But. There is a difference between being angry and loud when you criticize someone’s actions or words and making it your mission for weeks on end to harass a person. Abuse survivors can also be bullies. Just because we’ve survived spiritual abuse, or sexual abuse, or domestic violence, does not mean that we are ourselves immune from engaging in the same behaviors that were used to control and manipulate us.

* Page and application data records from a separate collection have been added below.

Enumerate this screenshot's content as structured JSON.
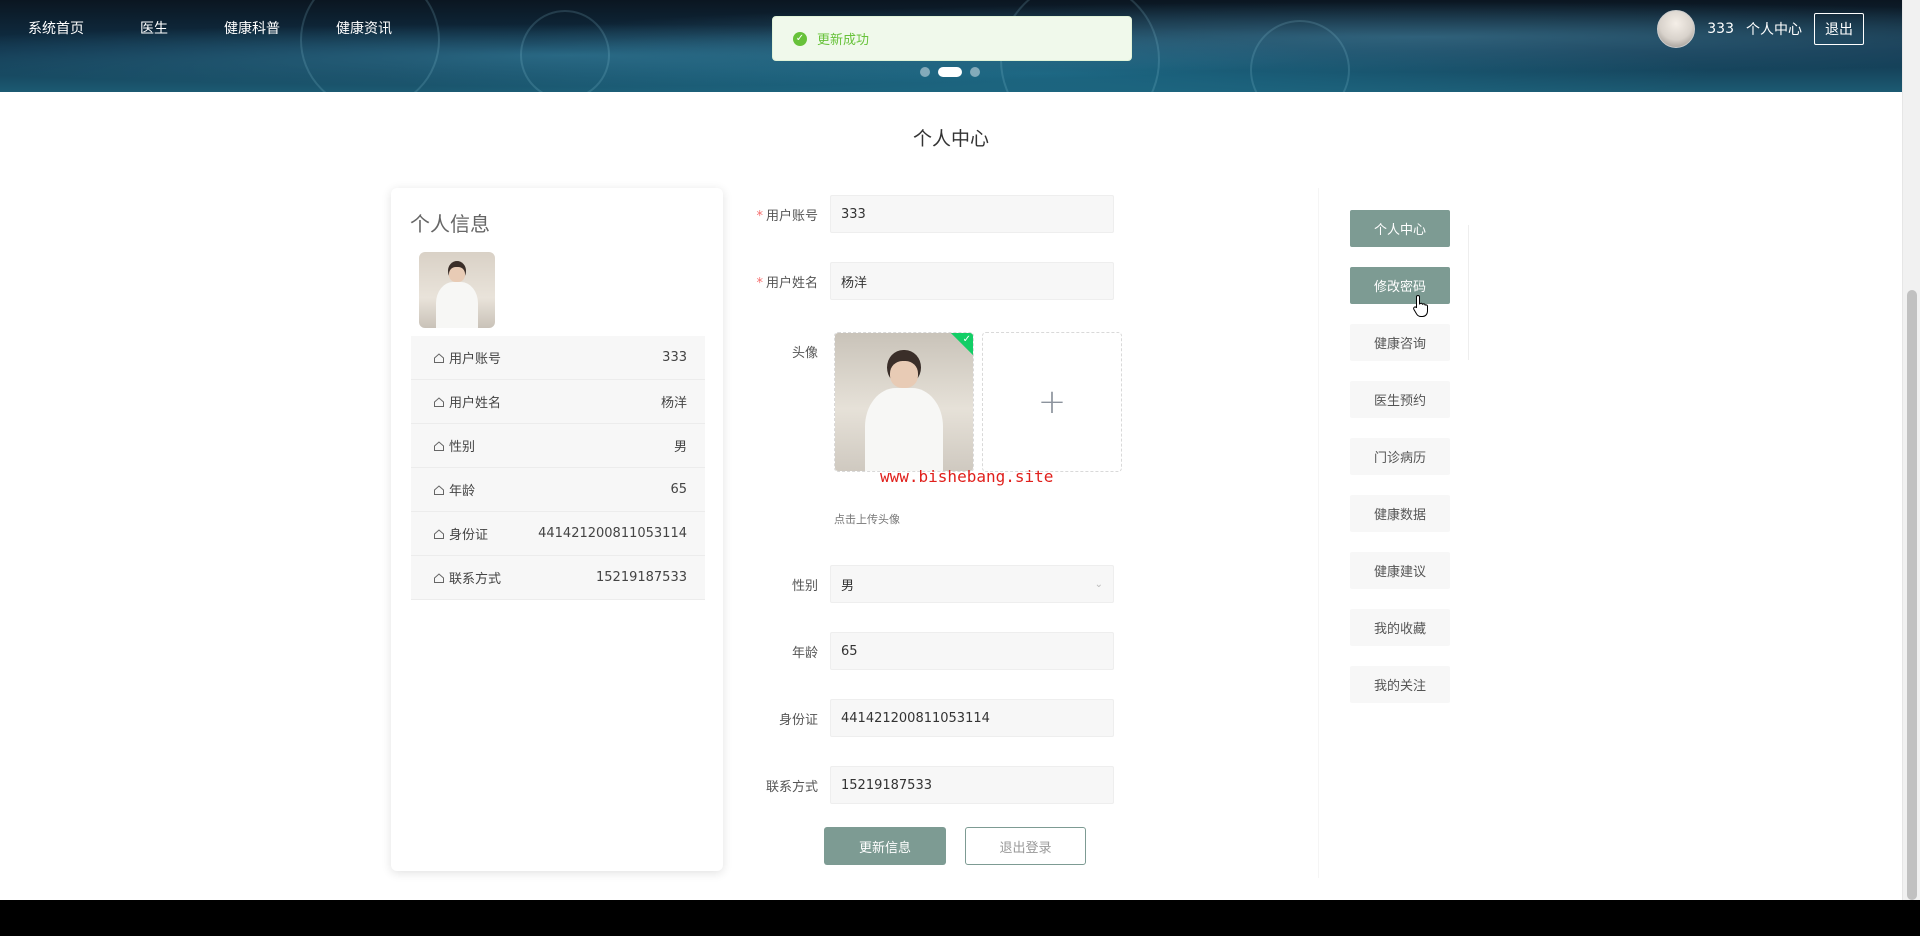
{
  "nav": {
    "items": [
      "系统首页",
      "医生",
      "健康科普",
      "健康资讯"
    ]
  },
  "toast": {
    "message": "更新成功"
  },
  "header_user": {
    "username": "333",
    "center_label": "个人中心",
    "logout_label": "退出"
  },
  "page_title": "个人中心",
  "profile_card": {
    "title": "个人信息",
    "rows": [
      {
        "label": "用户账号",
        "value": "333"
      },
      {
        "label": "用户姓名",
        "value": "杨洋"
      },
      {
        "label": "性别",
        "value": "男"
      },
      {
        "label": "年龄",
        "value": "65"
      },
      {
        "label": "身份证",
        "value": "441421200811053114"
      },
      {
        "label": "联系方式",
        "value": "15219187533"
      }
    ]
  },
  "form": {
    "account": {
      "label": "用户账号",
      "value": "333"
    },
    "name": {
      "label": "用户姓名",
      "value": "杨洋"
    },
    "avatar": {
      "label": "头像",
      "hint": "点击上传头像"
    },
    "gender": {
      "label": "性别",
      "value": "男"
    },
    "age": {
      "label": "年龄",
      "value": "65"
    },
    "id_card": {
      "label": "身份证",
      "value": "441421200811053114"
    },
    "contact": {
      "label": "联系方式",
      "value": "15219187533"
    },
    "update_button": "更新信息",
    "logout_button": "退出登录"
  },
  "watermark": "www.bishebang.site",
  "right_menu": {
    "items": [
      "个人中心",
      "修改密码",
      "健康咨询",
      "医生预约",
      "门诊病历",
      "健康数据",
      "健康建议",
      "我的收藏",
      "我的关注"
    ],
    "active_indices": [
      0,
      1
    ]
  },
  "colors": {
    "accent": "#7d9b93",
    "success": "#67c23a",
    "required": "#f56c6c",
    "watermark": "#e0201c"
  }
}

I am not interested in roaming the internet and telling people that I think the way they’re responding to X situation isn’t what I would do. This is something you have to evaluate on your own and decide for yourself if you’re comfortable with it. There’s lots of things that I don’t personally do because it isn’t the right avenue for me that plenty of other people do on the regular. For example, I don’t really do online debates. Not even in my own comment section. I don’t argue with people on Twitter. Sometimes I’ll respond, but it’s going to be a single comment or tweet most of the time. I’ll engage people in conversation, but the second it takes on that “debate” tone I whistle for a cab. That doesn’t mean that I think getting into it on Twitter is a “wrong” way to be an activist. I appreciate the people who are willing to do that because I’m not.
I’ve learned that, for myself, engaging in extended online debates isn’t healthy and is almost always unproductive in the ways that I’d like a conversation to be productive. Doesn’t mean that another person finds it extremely productive for a variety of reasons that don’t apply to me.
But I have seen whole groups, whole movements of people who identify as abuse survivors, who seem to wander around the internet frothing at the mouth for a good knock-down drag-out fight with pretty much anyone and I don’t agree with that. I left Stuff Christian Culture Likes because the community as a whole engaged in bullying en masse. I’ve seen relative unkowns, people with less than a hundred followers on Twitter, get ripped to shreds by hundreds of people all at once and it is disturbing.
To me, some of the things I see on happen on Survivor!Twitter don’t seem any different than the 4Chan trolls who organized to harass and threaten Anita Sarkeesian and Brianna Wu.
I also don’t think it’s ok to do the this to “public figures.” I will shout about how Mark Driscoll and Tony Jones are sexist bullies until the cows come home, and while I’ll join a protest– I’m not going to join a mob. I think leaders like Tony Jones and Matthew Paul Turner tend to see pitchforks and torches where none actually exist and misinterpret many people criticizing them all at once as a “lynch mob” (note: fellow white people, please do not use the term lynch mob to describe anything that happens to you until you’ve been an oppressed racial minority for centuries and a crowd of people show up at your house with a noose), but I have to admit that I am terrified of becoming a “public figure” like Rachel Held Evans and Nadia Bolz-Weber.
The platform I have right now is small and intimate and lovely and cozy and I think it’s pretty much the best thing ever. But, hopefully, someday, I’ll write a New York Times best-seller and have a blog where every post gets a 100+ comments, and while that will also be awesome… I’m still going to be a human being, and I am going to fuck up. I am going to do something pretty bad, and it is going to upset an awful lot of people. I hope that when that day comes that I’ll realize how badly I fucked up and be able to make amends, but I also hope that when I do, eventually, fuck up that someone doesn’t make a parody account of me and that my inbox isn’t flooded with people telling me that I’m a worthless human being and that I’m no better than an abuser.